PROBLEM REQUIREMENTS:
Report, from the records below, every line where the word "image" appears.

(Data records for software interfaces)
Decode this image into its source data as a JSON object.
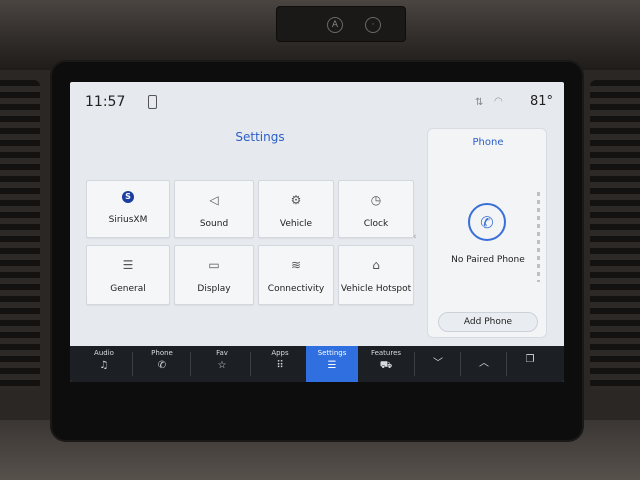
{
  "status_bar": {
    "time": "11:57",
    "temperature": "81°"
  },
  "settings": {
    "title": "Settings",
    "tiles": [
      {
        "label": "SiriusXM",
        "icon": "siriusxm-logo-icon"
      },
      {
        "label": "Sound",
        "icon": "speaker-icon"
      },
      {
        "label": "Vehicle",
        "icon": "vehicle-settings-icon"
      },
      {
        "label": "Clock",
        "icon": "clock-icon"
      },
      {
        "label": "General",
        "icon": "sliders-icon"
      },
      {
        "label": "Display",
        "icon": "display-icon"
      },
      {
        "label": "Connectivity",
        "icon": "wifi-icon"
      },
      {
        "label": "Vehicle Hotspot",
        "icon": "hotspot-icon"
      }
    ],
    "sxm_glyph": "S"
  },
  "phone_panel": {
    "title": "Phone",
    "status": "No Paired Phone",
    "add_button": "Add Phone"
  },
  "nav": {
    "items": [
      {
        "label": "Audio",
        "icon": "music-note-icon"
      },
      {
        "label": "Phone",
        "icon": "phone-icon"
      },
      {
        "label": "Fav",
        "icon": "star-icon"
      },
      {
        "label": "Apps",
        "icon": "apps-grid-icon"
      },
      {
        "label": "Settings",
        "icon": "sliders-icon",
        "active": true
      },
      {
        "label": "Features",
        "icon": "car-features-icon"
      },
      {
        "label": "",
        "icon": "chevron-down-icon"
      },
      {
        "label": "",
        "icon": "chevron-up-icon"
      },
      {
        "label": "",
        "icon": "recent-cards-icon"
      }
    ]
  },
  "colors": {
    "accent": "#2f6fe0",
    "title_blue": "#2b5fc7",
    "screen_bg": "#e6e9ee",
    "nav_bg": "#1c1f24"
  }
}
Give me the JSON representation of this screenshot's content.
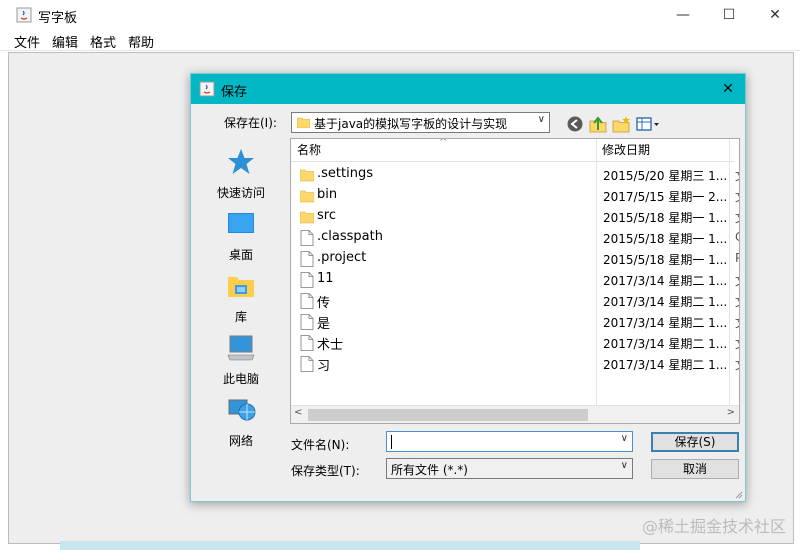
{
  "main_window": {
    "title": "写字板",
    "menu": [
      "文件",
      "编辑",
      "格式",
      "帮助"
    ],
    "controls": {
      "minimize": "—",
      "maximize": "☐",
      "close": "✕"
    }
  },
  "watermark": "@稀土掘金技术社区",
  "dialog": {
    "title": "保存",
    "close": "✕",
    "save_in_label": "保存在(I):",
    "save_in_value": "基于java的模拟写字板的设计与实现",
    "toolbar": [
      "back-icon",
      "up-folder-icon",
      "new-folder-icon",
      "view-menu-icon"
    ],
    "places": [
      {
        "label": "快速访问",
        "icon": "star-icon"
      },
      {
        "label": "桌面",
        "icon": "desktop-icon"
      },
      {
        "label": "库",
        "icon": "library-icon"
      },
      {
        "label": "此电脑",
        "icon": "computer-icon"
      },
      {
        "label": "网络",
        "icon": "network-icon"
      }
    ],
    "columns": {
      "name": "名称",
      "modified": "修改日期"
    },
    "files": [
      {
        "name": ".settings",
        "type": "folder",
        "modified": "2015/5/20 星期三 1...",
        "extra": "文"
      },
      {
        "name": "bin",
        "type": "folder",
        "modified": "2017/5/15 星期一 2...",
        "extra": "文"
      },
      {
        "name": "src",
        "type": "folder",
        "modified": "2015/5/18 星期一 1...",
        "extra": "文"
      },
      {
        "name": ".classpath",
        "type": "file",
        "modified": "2015/5/18 星期一 1...",
        "extra": "C"
      },
      {
        "name": ".project",
        "type": "file",
        "modified": "2015/5/18 星期一 1...",
        "extra": "P"
      },
      {
        "name": "11",
        "type": "file",
        "modified": "2017/3/14 星期二 1...",
        "extra": "文"
      },
      {
        "name": "传",
        "type": "file",
        "modified": "2017/3/14 星期二 1...",
        "extra": "文"
      },
      {
        "name": "是",
        "type": "file",
        "modified": "2017/3/14 星期二 1...",
        "extra": "文"
      },
      {
        "name": "术士",
        "type": "file",
        "modified": "2017/3/14 星期二 1...",
        "extra": "文"
      },
      {
        "name": "习",
        "type": "file",
        "modified": "2017/3/14 星期二 1...",
        "extra": "文"
      }
    ],
    "filename_label": "文件名(N):",
    "filename_value": "",
    "filetype_label": "保存类型(T):",
    "filetype_value": "所有文件 (*.*)",
    "save_button": "保存(S)",
    "cancel_button": "取消"
  },
  "colors": {
    "dialog_title": "#00b7c3",
    "folder": "#ffd86b",
    "accent": "#3c7fb1"
  }
}
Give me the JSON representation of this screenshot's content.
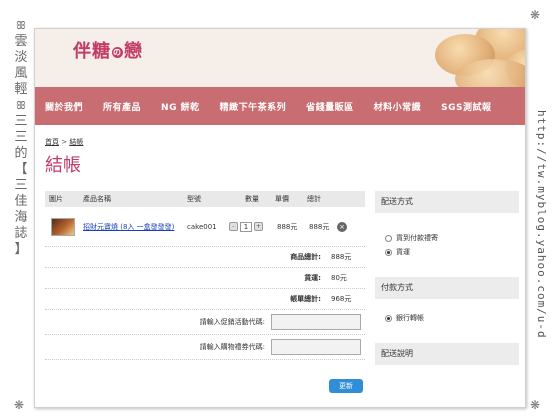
{
  "frame": {
    "left_text": [
      "雲",
      "淡",
      "風",
      "輕",
      "三",
      "三",
      "的",
      "【",
      "三",
      "佳",
      "海",
      "誌",
      "】"
    ],
    "right_text": "http://tw.myblog.yahoo.com/u-d"
  },
  "header": {
    "logo_part1": "伴糖",
    "logo_dot": "の",
    "logo_part2": "戀"
  },
  "nav": {
    "items": [
      "關於我們",
      "所有產品",
      "NG 餅乾",
      "精緻下午茶系列",
      "省錢量販區",
      "材料小常識",
      "SGS測試報"
    ]
  },
  "breadcrumb": {
    "home": "首頁",
    "separator": " > ",
    "current": "結帳"
  },
  "page_title": "結帳",
  "cart": {
    "headers": {
      "image": "圖片",
      "name": "產品名稱",
      "model": "型號",
      "qty": "數量",
      "price": "單價",
      "total": "總計"
    },
    "items": [
      {
        "name": "招財元寶燒 (8入 一盒發發發)",
        "model": "cake001",
        "qty": "1",
        "price": "888元",
        "total": "888元"
      }
    ],
    "qty_minus": "-",
    "qty_plus": "+",
    "remove": "×",
    "product_total_label": "商品總計:",
    "product_total": "888元",
    "shipping_label": "貨運:",
    "shipping": "80元",
    "grand_total_label": "帳單總計:",
    "grand_total": "968元",
    "promo_label": "請輸入促銷活動代碼:",
    "voucher_label": "請輸入購物禮券代碼:",
    "update_button": "更新"
  },
  "sidebar": {
    "shipping_title": "配送方式",
    "shipping_options": [
      {
        "label": "貨到付款禮寄",
        "selected": false
      },
      {
        "label": "貨運",
        "selected": true
      }
    ],
    "payment_title": "付款方式",
    "payment_options": [
      {
        "label": "銀行轉帳",
        "selected": true
      }
    ],
    "delivery_note_title": "配送說明"
  }
}
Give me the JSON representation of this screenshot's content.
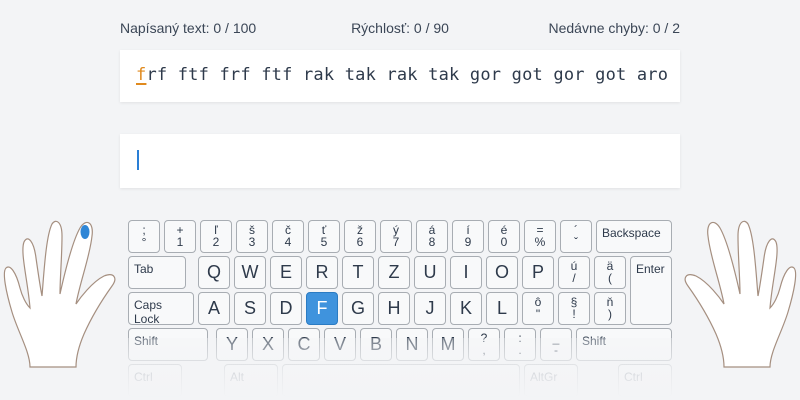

ANSWER AREA:
Decode this image into its source data as a JSON object.
      "image": "圖片",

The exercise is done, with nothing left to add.